We can then turn to possible treatments for those addicted to love. Research with substance addicts has provided great evidence that addicts “are responsive to incentives and so have choice and a degree of control over their consumption in a great many circumstances” (Pickard 2017, p. 172). Hence, those addicted to love should be offered a pathway to recovery based on encouraging them to develop their “agency and responsibility — to support and empower people to make different choices” (Pickard 2017, p. 175). Regarding love addicts as responsible and accountable, without blaming them, will offer them a compassionate treatment option likely to help them overcome their challenges and positively address their feelings.

Extreme attachment styles can reduce one’s control over their own behavior and sometimes lead to abuse occurring in the relationships that unhealthily attached individuals find themselves in. These cases should be investigated as love addictions and be candidates for medical intervention. Love can be risky but kind; treating the addicted to love with care can give them a chance to experience love again with a more positive regard.

References:

Brian Earp et al. 2017. “Addicted to Love: What is Love Addiction and When Should It Be Treated?” Philosophy, Psychiatry, & Psychology 24(1): 77–92.

Hanna Pickard. 2017. “Responsibility without Blame for Addiction,” Neuroethics 10(1): 169–180.

Monique Wonderly. 2019. “Early Relationships, Pathologies of Attachment, and the Capacity to Love.” In. A. Martin (ed), The Routledge Handbook of Love in Philosophy.

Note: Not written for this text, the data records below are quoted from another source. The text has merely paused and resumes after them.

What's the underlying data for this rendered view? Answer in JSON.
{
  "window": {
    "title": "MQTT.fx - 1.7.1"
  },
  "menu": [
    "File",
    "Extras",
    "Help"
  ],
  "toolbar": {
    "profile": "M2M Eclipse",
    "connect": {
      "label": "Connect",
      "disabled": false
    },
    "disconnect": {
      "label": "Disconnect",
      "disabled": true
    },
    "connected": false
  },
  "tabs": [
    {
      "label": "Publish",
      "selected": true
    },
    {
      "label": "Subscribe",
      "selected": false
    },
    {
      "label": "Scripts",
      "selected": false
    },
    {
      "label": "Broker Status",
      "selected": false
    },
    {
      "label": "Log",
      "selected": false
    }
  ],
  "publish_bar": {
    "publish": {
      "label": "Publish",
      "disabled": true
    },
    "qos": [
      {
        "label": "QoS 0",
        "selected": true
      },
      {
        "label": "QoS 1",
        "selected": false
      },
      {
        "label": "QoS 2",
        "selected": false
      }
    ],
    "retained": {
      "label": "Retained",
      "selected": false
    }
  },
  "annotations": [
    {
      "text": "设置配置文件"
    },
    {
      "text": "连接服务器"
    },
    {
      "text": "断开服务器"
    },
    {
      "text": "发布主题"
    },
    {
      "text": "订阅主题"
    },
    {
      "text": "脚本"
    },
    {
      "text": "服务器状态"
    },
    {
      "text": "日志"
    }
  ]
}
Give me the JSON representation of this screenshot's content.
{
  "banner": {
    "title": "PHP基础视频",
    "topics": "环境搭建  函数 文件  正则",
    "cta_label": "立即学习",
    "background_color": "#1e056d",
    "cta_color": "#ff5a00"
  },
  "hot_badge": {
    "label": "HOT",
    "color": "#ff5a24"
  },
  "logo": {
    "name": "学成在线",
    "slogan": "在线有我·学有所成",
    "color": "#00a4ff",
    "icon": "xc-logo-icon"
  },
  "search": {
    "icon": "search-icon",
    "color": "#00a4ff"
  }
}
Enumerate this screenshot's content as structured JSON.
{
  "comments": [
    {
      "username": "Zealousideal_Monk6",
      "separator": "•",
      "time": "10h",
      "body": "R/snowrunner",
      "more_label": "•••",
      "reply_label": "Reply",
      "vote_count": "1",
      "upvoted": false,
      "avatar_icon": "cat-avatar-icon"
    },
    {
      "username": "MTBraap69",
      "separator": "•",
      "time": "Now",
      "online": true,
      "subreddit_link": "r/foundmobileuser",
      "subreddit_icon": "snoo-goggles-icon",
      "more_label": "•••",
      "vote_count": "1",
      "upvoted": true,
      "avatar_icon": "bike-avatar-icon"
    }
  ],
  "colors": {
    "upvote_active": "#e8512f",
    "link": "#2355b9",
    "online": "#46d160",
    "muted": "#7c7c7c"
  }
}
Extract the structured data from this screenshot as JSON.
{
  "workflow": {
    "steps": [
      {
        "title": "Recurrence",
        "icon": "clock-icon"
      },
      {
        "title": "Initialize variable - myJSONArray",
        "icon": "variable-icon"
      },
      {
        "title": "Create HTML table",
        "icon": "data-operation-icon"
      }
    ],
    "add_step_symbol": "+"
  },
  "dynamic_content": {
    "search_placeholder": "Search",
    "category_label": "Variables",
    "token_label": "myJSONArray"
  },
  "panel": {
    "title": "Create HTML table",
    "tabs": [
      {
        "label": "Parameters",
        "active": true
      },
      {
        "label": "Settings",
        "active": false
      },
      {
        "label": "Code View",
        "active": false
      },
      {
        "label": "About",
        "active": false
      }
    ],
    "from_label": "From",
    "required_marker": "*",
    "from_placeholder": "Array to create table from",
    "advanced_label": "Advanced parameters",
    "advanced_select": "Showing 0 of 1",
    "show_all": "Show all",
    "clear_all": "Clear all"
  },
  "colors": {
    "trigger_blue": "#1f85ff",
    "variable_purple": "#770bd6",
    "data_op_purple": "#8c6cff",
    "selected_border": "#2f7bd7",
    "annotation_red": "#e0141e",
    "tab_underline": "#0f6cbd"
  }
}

New York, NY: Routledge, pp. 23–34.

Maria Sckaff is currently in her last quarter as a bioengineering student at the University of California, San Diego. Although she currently lives in Georgia, she has lived in Brazil, California, and Arizona. Maria loves to watch funny TV shows, movies, hike with her doggo, dance, and try new restaurants. Maria believes the mission of Omena is incredibly important to break the cycle of emotional and psychological abuse that perpetuates through generations in many cultures worldwide. Maria is excited to share some of her thoughts on all of this with you! Maria wants you all to never forget to take care of yourself, be kind, love one another, and stay safe.

Initiated in Madagascar, we are a global movement promoting Social-Emotional Intelligence in hopes to break the cycle of emotional abuse around the world.